3. Red Flag: It’s All About Meeeee
One of my biggest pet peeves – and I’m sure many, many actors would agree – is taking a class with an acting teacher who spends FAR too much class time rambling on and on with these endless, meandering stories about themselves and all the people they know. These are the teachers who cannot help but drop all kinds of names into virtually every sentence, attempting to boost their credentials and prestige by way of their alleged proximity to talent, one supposes. Here’s the thing: an acting class is YOUR time, or your kid’s time. It’s not the teacher’s ego-stroking time. You’ve paid for it; let the instructor go to therapy if they need affirmation that they are Very Important and Know Lots of Important People. If there is only time for one or two brief exercises in the course of an hour or hour and a half class because the teacher couldn’t shut up about themselves for longer than five minutes at a time, there’s a problem there. Another tendency of this kind of instructor, or at least something to watch out for is those who want to spoon-feed every little answer to the kids without giving them a minute to think of the answer for themselves. Instead…
Green Flag: Look for instructors who will allow the kids to work a bit for an answer, who will lead them down a path TOWARD the answer, but won’t put it directly in their hand. We all probably remember this type of teacher from school, the one who brings you to the brink of the breakthrough, but allows you to make the necessary connections yourself. These are the big learning moments, those flashes of bright light inside your mind that are so much more rewarding. Nobody remembers the answers they looked up in the Teacher’s Edition. And when it comes to acting, the fact is there is often no “right” or “wrong” answer in the first place. Value those instructors who understand this and allow your child to use his or her mind to create their own answers.
4. Red Flag: Why Are We Here Again?
The biggest red flag of all has to be if you and/or your kid can see that the other students aren’t having any fun. Yes, acting is a technical craft that requires lots of attention. But on the other hand, acting is play: we “play” roles, we perform in “plays,” you read a “playbill.” If an acting instructor – especially one teaching children’s classes – doesn’t have a grip on the concept that play is an inherent part of the gig, then that’s a huge red flag.
Green Flag: The other students – and the instructor – are actually having a good time!
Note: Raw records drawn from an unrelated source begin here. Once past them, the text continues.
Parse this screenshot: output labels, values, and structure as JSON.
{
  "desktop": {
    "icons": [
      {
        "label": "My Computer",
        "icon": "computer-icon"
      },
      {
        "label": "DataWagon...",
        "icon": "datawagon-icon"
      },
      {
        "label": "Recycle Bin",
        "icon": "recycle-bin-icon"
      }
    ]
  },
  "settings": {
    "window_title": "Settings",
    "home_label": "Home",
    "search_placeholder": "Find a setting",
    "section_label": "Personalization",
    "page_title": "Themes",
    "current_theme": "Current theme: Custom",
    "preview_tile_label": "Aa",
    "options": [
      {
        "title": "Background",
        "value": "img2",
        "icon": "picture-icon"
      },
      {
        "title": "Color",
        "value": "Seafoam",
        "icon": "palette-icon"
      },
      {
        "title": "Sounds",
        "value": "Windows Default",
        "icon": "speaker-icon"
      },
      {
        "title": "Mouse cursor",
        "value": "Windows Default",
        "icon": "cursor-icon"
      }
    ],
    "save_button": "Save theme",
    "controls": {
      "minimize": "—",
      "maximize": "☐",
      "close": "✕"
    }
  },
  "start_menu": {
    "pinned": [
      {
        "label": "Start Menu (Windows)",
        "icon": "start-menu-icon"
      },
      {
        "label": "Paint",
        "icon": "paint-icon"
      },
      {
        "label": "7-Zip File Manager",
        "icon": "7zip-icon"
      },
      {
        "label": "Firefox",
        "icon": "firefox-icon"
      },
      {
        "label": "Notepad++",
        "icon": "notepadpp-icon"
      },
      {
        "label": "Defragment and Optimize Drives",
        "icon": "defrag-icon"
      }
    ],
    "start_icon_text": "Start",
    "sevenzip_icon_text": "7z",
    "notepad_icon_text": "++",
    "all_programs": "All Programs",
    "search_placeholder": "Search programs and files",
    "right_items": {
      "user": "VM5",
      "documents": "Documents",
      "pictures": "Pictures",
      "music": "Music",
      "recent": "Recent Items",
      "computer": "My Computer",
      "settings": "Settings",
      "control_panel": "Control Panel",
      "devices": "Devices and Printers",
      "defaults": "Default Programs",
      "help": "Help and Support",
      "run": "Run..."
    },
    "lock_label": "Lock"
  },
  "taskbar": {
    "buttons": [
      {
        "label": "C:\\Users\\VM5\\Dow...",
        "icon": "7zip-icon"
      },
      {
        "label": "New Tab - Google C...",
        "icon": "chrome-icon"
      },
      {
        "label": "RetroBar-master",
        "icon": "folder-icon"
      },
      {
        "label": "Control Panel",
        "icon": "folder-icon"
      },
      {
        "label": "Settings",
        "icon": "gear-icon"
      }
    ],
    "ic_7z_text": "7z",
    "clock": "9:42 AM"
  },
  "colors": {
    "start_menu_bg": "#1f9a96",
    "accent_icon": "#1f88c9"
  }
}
This is what acting is supposed to be, more often than not: a fun way of expressing our natural human emotions in ways we often cannot in real life. Even when you’re playing a “bad guy,” or you have to go to emotional places that are outside your comfort zone, there is joy and fun in the acting. And you can learn in a fun environment – some might argue you can ONLY learn in a fun environment. Make sure that’s what you’re giving your kid, and you will have given them a lifetime of gifts they can use – no matter what career they choose!